*** Exercise data ***

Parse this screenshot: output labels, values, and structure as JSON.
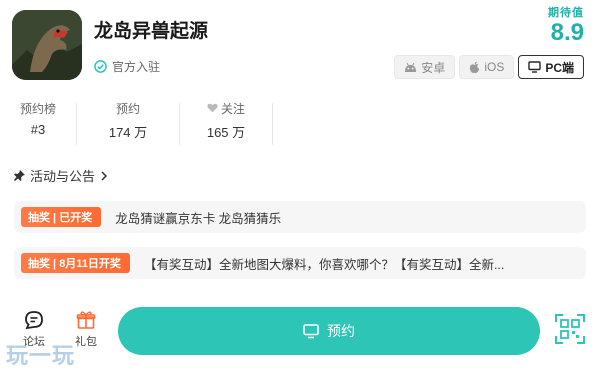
{
  "app": {
    "title": "龙岛异兽起源",
    "official_label": "官方入驻"
  },
  "rating": {
    "label": "期待值",
    "value": "8.9"
  },
  "platforms": [
    {
      "label": "安卓",
      "icon": "android-icon",
      "active": false
    },
    {
      "label": "iOS",
      "icon": "apple-icon",
      "active": false
    },
    {
      "label": "PC端",
      "icon": "monitor-icon",
      "active": true
    }
  ],
  "stats": [
    {
      "label": "预约榜",
      "value": "#3"
    },
    {
      "label": "预约",
      "value": "174 万"
    },
    {
      "label": "关注",
      "value": "165 万",
      "icon": "heart-icon"
    }
  ],
  "section": {
    "title": "活动与公告",
    "icon": "pin-icon"
  },
  "news": [
    {
      "tag": "抽奖 | 已开奖",
      "text": "龙岛猜谜赢京东卡 龙岛猜猜乐"
    },
    {
      "tag": "抽奖 | 8月11日开奖",
      "text": "【有奖互动】全新地图大爆料，你喜欢哪个？【有奖互动】全新..."
    }
  ],
  "bottom_bar": {
    "forum_label": "论坛",
    "gift_label": "礼包",
    "reserve_label": "预约"
  },
  "watermark": "玩一玩",
  "colors": {
    "accent": "#2cc5b6",
    "tag": "#ff6a33",
    "rating": "#20b2aa"
  }
}
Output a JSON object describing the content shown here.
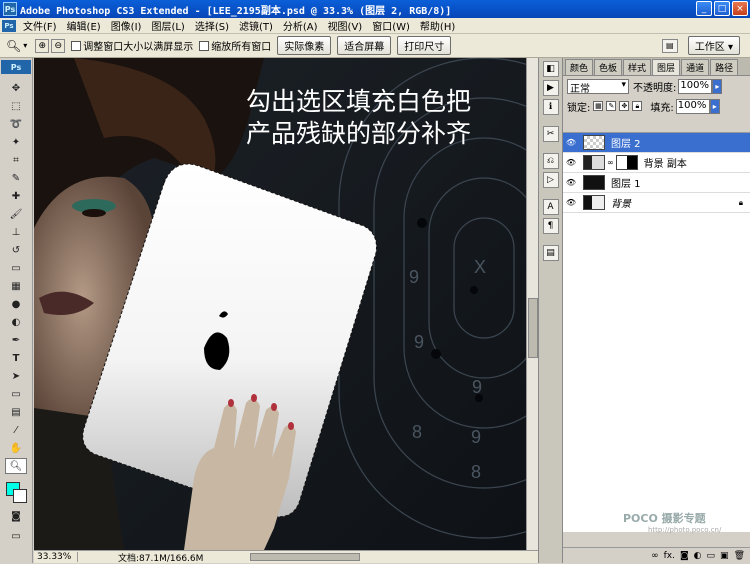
{
  "titlebar": {
    "title": "Adobe Photoshop CS3 Extended - [LEE_2195副本.psd @ 33.3% (图层 2, RGB/8)]",
    "app_icon": "Ps",
    "minimize": "_",
    "maximize": "□",
    "close": "×"
  },
  "menu": {
    "logo": "Ps",
    "items": [
      "文件(F)",
      "编辑(E)",
      "图像(I)",
      "图层(L)",
      "选择(S)",
      "滤镜(T)",
      "分析(A)",
      "视图(V)",
      "窗口(W)",
      "帮助(H)"
    ]
  },
  "options": {
    "resize_windows": "调整窗口大小以满屏显示",
    "zoom_all": "缩放所有窗口",
    "actual_pixels": "实际像素",
    "fit_screen": "适合屏幕",
    "print_size": "打印尺寸",
    "workspace": "工作区 ▾"
  },
  "toolbox": {
    "header": "Ps"
  },
  "colors": {
    "foreground": "#00ffe4",
    "background": "#ffffff",
    "selection_blue": "#3a6fd0"
  },
  "canvas": {
    "caption_line1": "勾出选区填充白色把",
    "caption_line2": "产品残缺的部分补齐",
    "watermark": "POCO 摄影专题",
    "watermark_url": "http://photo.poco.cn/",
    "target_digits": [
      "9",
      "9",
      "X",
      "9",
      "8",
      "9",
      "8"
    ]
  },
  "status": {
    "zoom": "33.33%",
    "doc": "文档:87.1M/166.6M"
  },
  "panel": {
    "tabs": [
      "颜色",
      "色板",
      "样式",
      "图层",
      "通道",
      "路径"
    ],
    "active_tab": "图层",
    "blend_mode": "正常",
    "opacity_label": "不透明度:",
    "opacity": "100%",
    "lock_label": "锁定:",
    "fill_label": "填充:",
    "fill": "100%",
    "layers": [
      {
        "name": "图层 2",
        "active": true
      },
      {
        "name": "背景 副本",
        "active": false
      },
      {
        "name": "图层 1",
        "active": false
      },
      {
        "name": "背景",
        "active": false,
        "locked": true
      }
    ]
  }
}
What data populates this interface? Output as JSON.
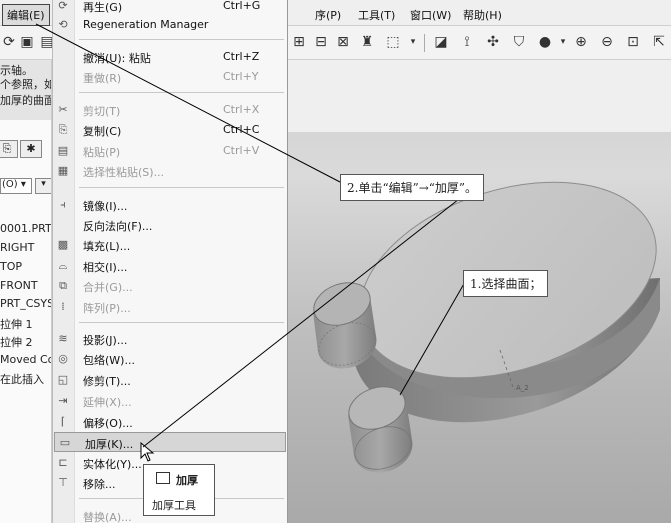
{
  "menubar": {
    "edit": "编辑(E)",
    "items": [
      "序(P)",
      "工具(T)",
      "窗口(W)",
      "帮助(H)"
    ]
  },
  "left_panel": {
    "messages": [
      "示轴。",
      "个参照，如",
      "加厚的曲面"
    ],
    "combo_value": "(O) ▾",
    "combo2_value": "▾",
    "tree_items": [
      "0001.PRT",
      "RIGHT",
      "TOP",
      "FRONT",
      "PRT_CSYS_",
      "拉伸 1",
      "拉伸 2",
      "Moved Co",
      "在此插入"
    ]
  },
  "edit_menu": {
    "items": [
      {
        "label": "再生(G)",
        "shortcut": "Ctrl+G",
        "disabled": false
      },
      {
        "label": "Regeneration Manager",
        "shortcut": "",
        "disabled": false
      },
      {
        "label": "撤消(U): 粘贴",
        "shortcut": "Ctrl+Z",
        "disabled": false
      },
      {
        "label": "重做(R)",
        "shortcut": "Ctrl+Y",
        "disabled": true
      },
      {
        "label": "剪切(T)",
        "shortcut": "Ctrl+X",
        "disabled": true
      },
      {
        "label": "复制(C)",
        "shortcut": "Ctrl+C",
        "disabled": false
      },
      {
        "label": "粘贴(P)",
        "shortcut": "Ctrl+V",
        "disabled": true
      },
      {
        "label": "选择性粘贴(S)...",
        "shortcut": "",
        "disabled": true
      },
      {
        "label": "镜像(I)...",
        "shortcut": "",
        "disabled": false
      },
      {
        "label": "反向法向(F)...",
        "shortcut": "",
        "disabled": false
      },
      {
        "label": "填充(L)...",
        "shortcut": "",
        "disabled": false
      },
      {
        "label": "相交(I)...",
        "shortcut": "",
        "disabled": false
      },
      {
        "label": "合并(G)...",
        "shortcut": "",
        "disabled": true
      },
      {
        "label": "阵列(P)...",
        "shortcut": "",
        "disabled": true
      },
      {
        "label": "投影(J)...",
        "shortcut": "",
        "disabled": false
      },
      {
        "label": "包络(W)...",
        "shortcut": "",
        "disabled": false
      },
      {
        "label": "修剪(T)...",
        "shortcut": "",
        "disabled": false
      },
      {
        "label": "延伸(X)...",
        "shortcut": "",
        "disabled": true
      },
      {
        "label": "偏移(O)...",
        "shortcut": "",
        "disabled": false
      },
      {
        "label": "加厚(K)...",
        "shortcut": "",
        "disabled": false
      },
      {
        "label": "实体化(Y)...",
        "shortcut": "",
        "disabled": false
      },
      {
        "label": "移除...",
        "shortcut": "",
        "disabled": false
      },
      {
        "label": "替换(A)...",
        "shortcut": "",
        "disabled": true
      }
    ]
  },
  "tooltip": {
    "title": "加厚",
    "description": "加厚工具"
  },
  "callouts": {
    "step2": "2.单击“编辑”→“加厚”。",
    "step1": "1.选择曲面；"
  },
  "viewport": {
    "axis_label": "A_2"
  }
}
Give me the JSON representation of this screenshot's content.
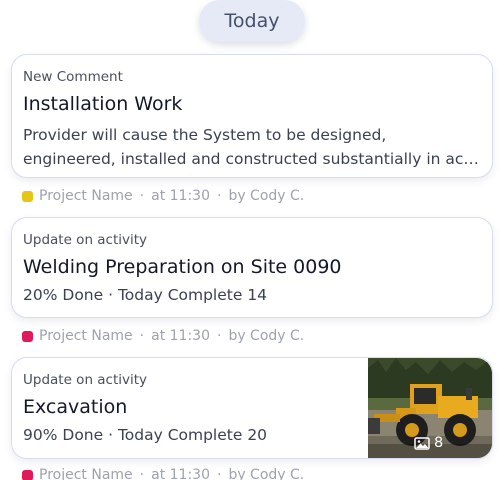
{
  "header": {
    "date_label": "Today"
  },
  "feed": [
    {
      "kind": "New Comment",
      "title": "Installation Work",
      "description_line1": "Provider will cause the System to be designed,",
      "description_line2": "engineered, installed and constructed substantially in accordance with the plans",
      "meta": {
        "project": "Project Name",
        "time": "at 11:30",
        "author": "by Cody C.",
        "dot_color": "#e6c514"
      }
    },
    {
      "kind": "Update on activity",
      "title": "Welding Preparation on Site 0090",
      "progress": "20% Done · Today Complete 14",
      "meta": {
        "project": "Project Name",
        "time": "at 11:30",
        "author": "by Cody C.",
        "dot_color": "#e0195a"
      }
    },
    {
      "kind": "Update on activity",
      "title": "Excavation",
      "progress": "90% Done · Today Complete 20",
      "photo_count": "8",
      "meta": {
        "project": "Project Name",
        "time": "at 11:30",
        "author": "by Cody C.",
        "dot_color": "#e0195a"
      }
    }
  ],
  "separator": "·",
  "icons": {
    "photo_gallery": "image-icon",
    "project_tag": "color-square"
  }
}
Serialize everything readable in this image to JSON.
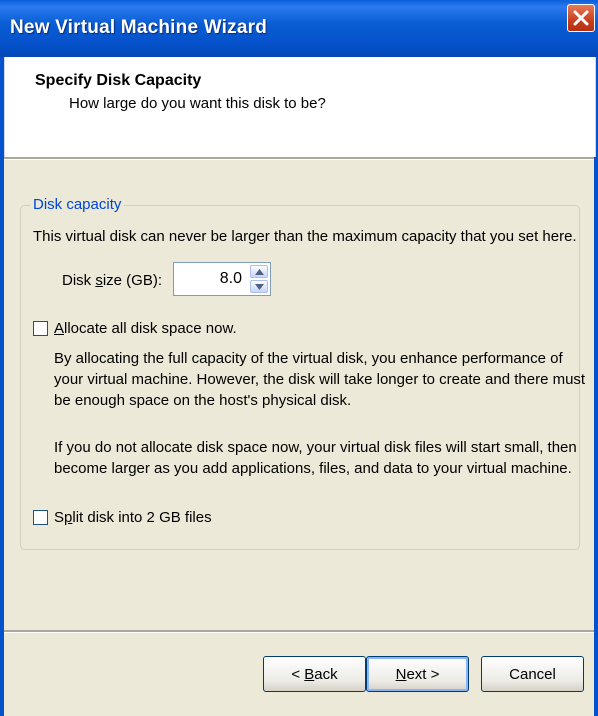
{
  "window": {
    "title": "New Virtual Machine Wizard"
  },
  "header": {
    "title": "Specify Disk Capacity",
    "subtitle": "How large do you want this disk to be?"
  },
  "group": {
    "label": "Disk capacity",
    "description": "This virtual disk can never be larger than the maximum capacity that you set here.",
    "disk_size_label_pre": "Disk ",
    "disk_size_label_u": "s",
    "disk_size_label_post": "ize (GB):",
    "disk_size_value": "8.0",
    "allocate_u": "A",
    "allocate_rest": "llocate all disk space now.",
    "allocate_desc_1": "By allocating the full capacity of the virtual disk, you enhance performance of",
    "allocate_desc_2": "your virtual machine.  However, the disk will take longer to create and there must",
    "allocate_desc_3": "be enough space on the host's physical disk.",
    "noalloc_desc_1": "If you do not allocate disk space now, your virtual disk files will start small, then",
    "noalloc_desc_2": "become larger as you add applications, files, and data to your virtual machine.",
    "split_pre": "S",
    "split_u": "p",
    "split_rest": "lit disk into 2 GB files",
    "allocate_checked": false,
    "split_checked": false
  },
  "buttons": {
    "back_pre": "< ",
    "back_u": "B",
    "back_rest": "ack",
    "next_u": "N",
    "next_rest": "ext >",
    "cancel": "Cancel"
  }
}
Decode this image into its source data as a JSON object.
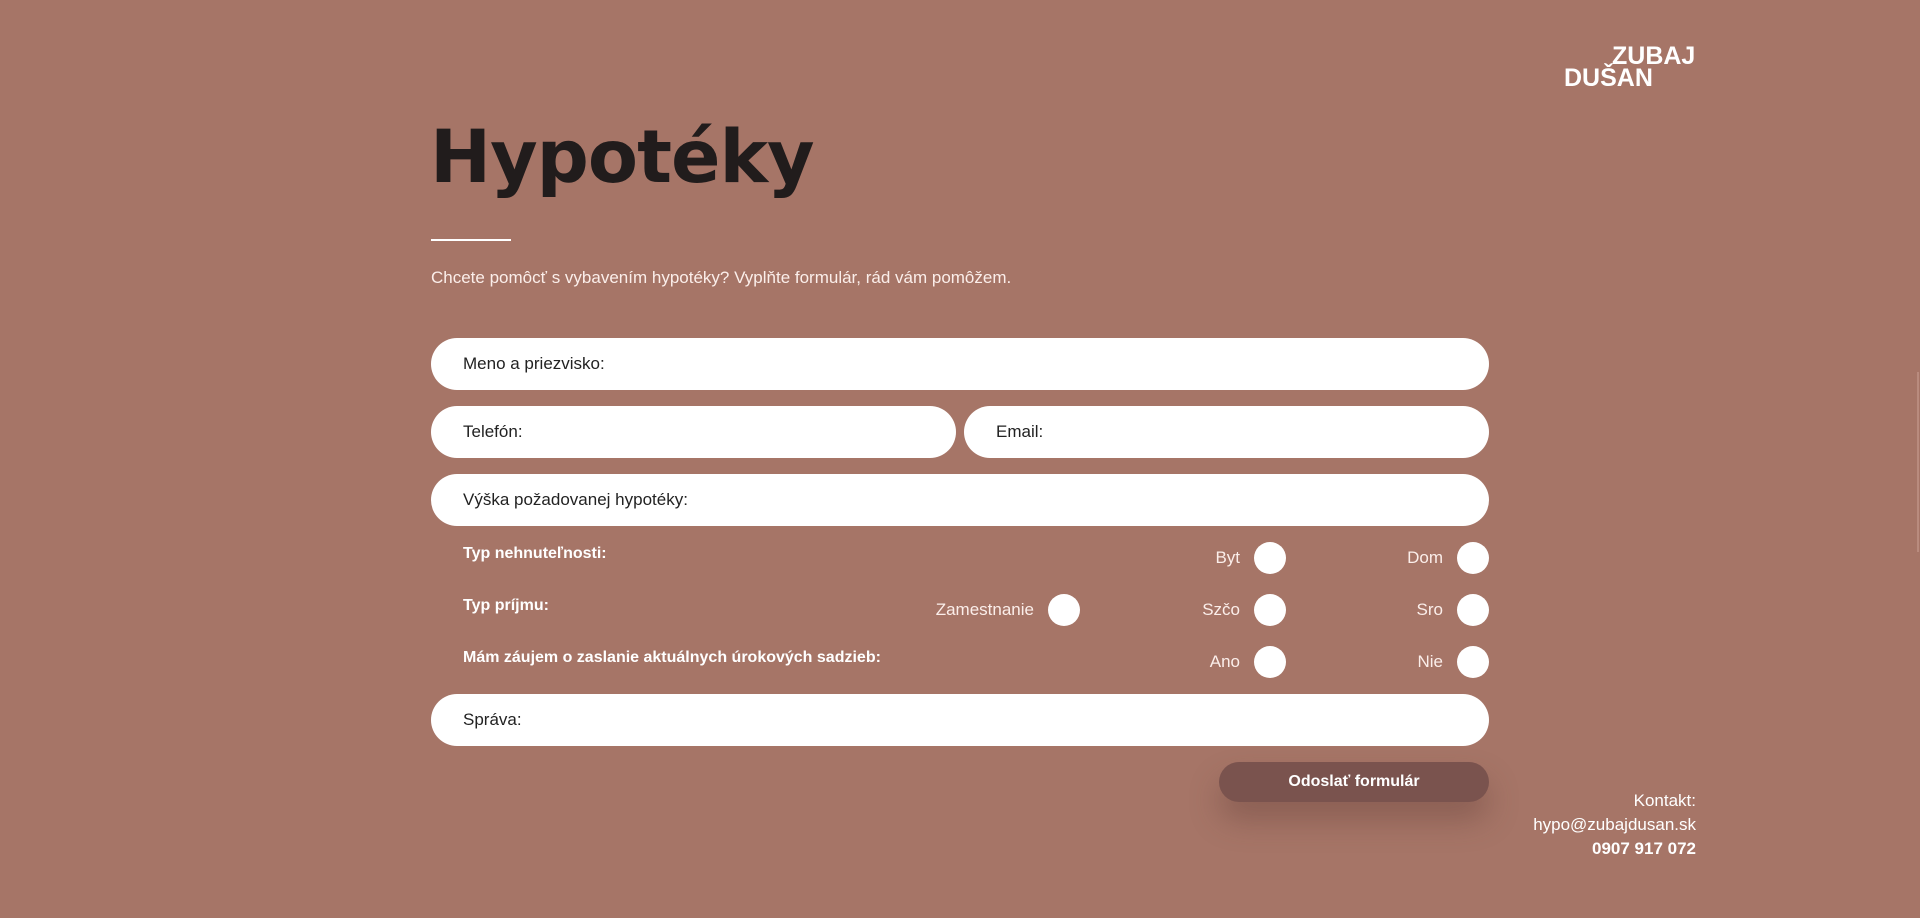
{
  "brand": {
    "line1": "ZUBAJ",
    "line2": "DUŠAN"
  },
  "page": {
    "title": "Hypotéky",
    "intro": "Chcete pomôcť s vybavením hypotéky? Vyplňte formulár, rád vám pomôžem."
  },
  "form": {
    "name_placeholder": "Meno a priezvisko:",
    "phone_placeholder": "Telefón:",
    "email_placeholder": "Email:",
    "amount_placeholder": "Výška požadovanej hypotéky:",
    "message_placeholder": "Správa:",
    "property_type": {
      "label": "Typ nehnuteľnosti:",
      "options": [
        "Byt",
        "Dom"
      ]
    },
    "income_type": {
      "label": "Typ príjmu:",
      "options": [
        "Zamestnanie",
        "Szčo",
        "Sro"
      ]
    },
    "rates_interest": {
      "label": "Mám záujem o zaslanie aktuálnych úrokových sadzieb:",
      "options": [
        "Ano",
        "Nie"
      ]
    },
    "submit_label": "Odoslať formulár"
  },
  "contact": {
    "label": "Kontakt:",
    "email": "hypo@zubajdusan.sk",
    "phone": "0907 917 072"
  }
}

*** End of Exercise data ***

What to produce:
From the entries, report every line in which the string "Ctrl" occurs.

Answer to this exercise:
        "shortcut": "Ctrl+G",
        "shortcut": "Ctrl+Z",
        "shortcut": "Ctrl+Y",
        "shortcut": "Ctrl+X",
        "shortcut": "Ctrl+C",
        "shortcut": "Ctrl+V",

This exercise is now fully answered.